What more could you ask for? Everyone I knew wanted to be him.
Then all of a sudden, the entrepreneur announced that he would be "pulling the game down" from the app stores! When I heard this, I LOL'd and thought this was just another PR stunt to get more downloads. But on February 10, 2014, the game was indeed pulled down.
The entrepreneur quoted vague reasons such as, "guilt for making a very addictive game"; "being frustrated with threats received from irritated players", etc. The real reason why he pulled the game down remains unknown; although I suspect that it was because of intellectual property infringements of many games whose elements the entrepreneur had used to create this one classic game.
In this extreme case, unbelievable success became a business disaster for the entrepreneur!
Some of the lessons I learnt from this case included:
i) When overnight success happens, be prepared to handle public fury just as you would be prepared when you or your company have done something disastrous.
ii) Be open, transparent, public and HONEST in your position. Say "sorry" or "get lost" a million times if required. The Vietnamese entrepreneur did none of these things. He kept his reasons for pulling out vague and confused even his die-hard fans.
iii) When you become very successful, all the graves you have previously filled get dug out and examined. So be prepared for intense public scrutiny.
Some of the local examples of business disasters we have seen include how Vijay Mallya handled the grounding of his pet project Kingfisher Airways; the belligerent manner in which Subrata Roy treated government authorities that led to his arrest and insult to his reputation. I would also urge you to read up the recent cases of the BP Oil disaster and how Netflix tripped badly when it failed to read its consumer sentiments. In each of these cases, play the role of the entrepreneur and test how you would have reacted and the lessons you learn from these cases.
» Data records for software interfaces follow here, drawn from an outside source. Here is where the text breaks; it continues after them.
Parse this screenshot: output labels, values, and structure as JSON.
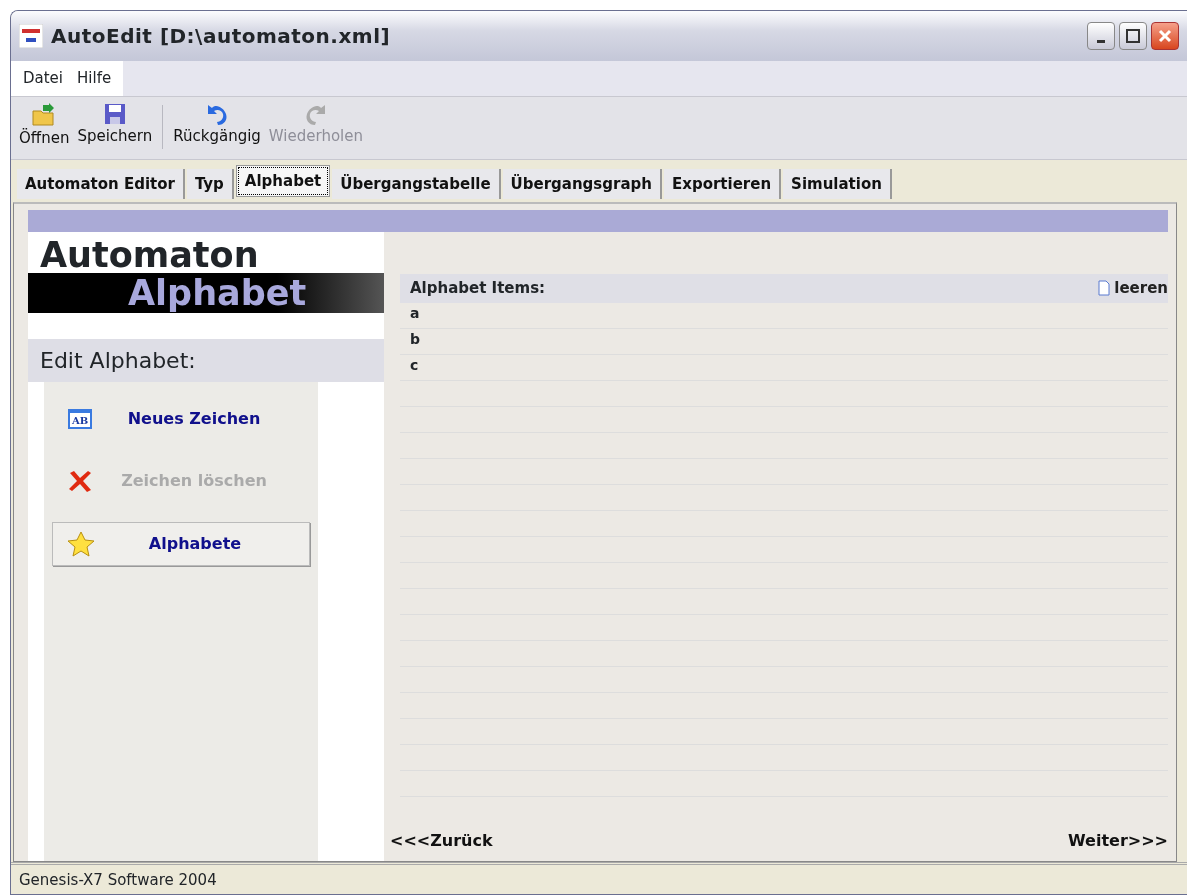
{
  "window": {
    "title": "AutoEdit [D:\\automaton.xml]"
  },
  "menu": [
    "Datei",
    "Hilfe"
  ],
  "toolbar": [
    {
      "label": "Öffnen",
      "disabled": false
    },
    {
      "label": "Speichern",
      "disabled": false
    },
    {
      "label": "Rückgängig",
      "disabled": false
    },
    {
      "label": "Wiederholen",
      "disabled": true
    }
  ],
  "tabs": [
    {
      "label": "Automaton Editor",
      "selected": false
    },
    {
      "label": "Typ",
      "selected": false
    },
    {
      "label": "Alphabet",
      "selected": true
    },
    {
      "label": "Übergangstabelle",
      "selected": false
    },
    {
      "label": "Übergangsgraph",
      "selected": false
    },
    {
      "label": "Exportieren",
      "selected": false
    },
    {
      "label": "Simulation",
      "selected": false
    }
  ],
  "banner": {
    "line_1": "Automaton",
    "line_2": "Alphabet"
  },
  "sidebar": {
    "heading": "Edit Alphabet:",
    "actions": [
      {
        "label": "Neues Zeichen",
        "icon_text": "AB",
        "disabled": false,
        "kind": "link"
      },
      {
        "label": "Zeichen löschen",
        "disabled": true,
        "kind": "link"
      },
      {
        "label": "Alphabete",
        "disabled": false,
        "kind": "button"
      }
    ]
  },
  "items": {
    "heading": "Alphabet Items:",
    "clear_label": "leeren",
    "rows": [
      "a",
      "b",
      "c"
    ]
  },
  "nav": {
    "back": "<<<Zurück",
    "next": "Weiter>>>"
  },
  "status_bar": "Genesis-X7 Software 2004"
}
Business disasters test entrepreneurs like examinations test students. To pass is easy but to come out on top requires hard work, perseverance and most importantly presence of mind. As an entrepreneur, it is your job to be prepared. And always prepared for the worst even after you get ranked #1!
Alok blogs at http://therodinhoods.com/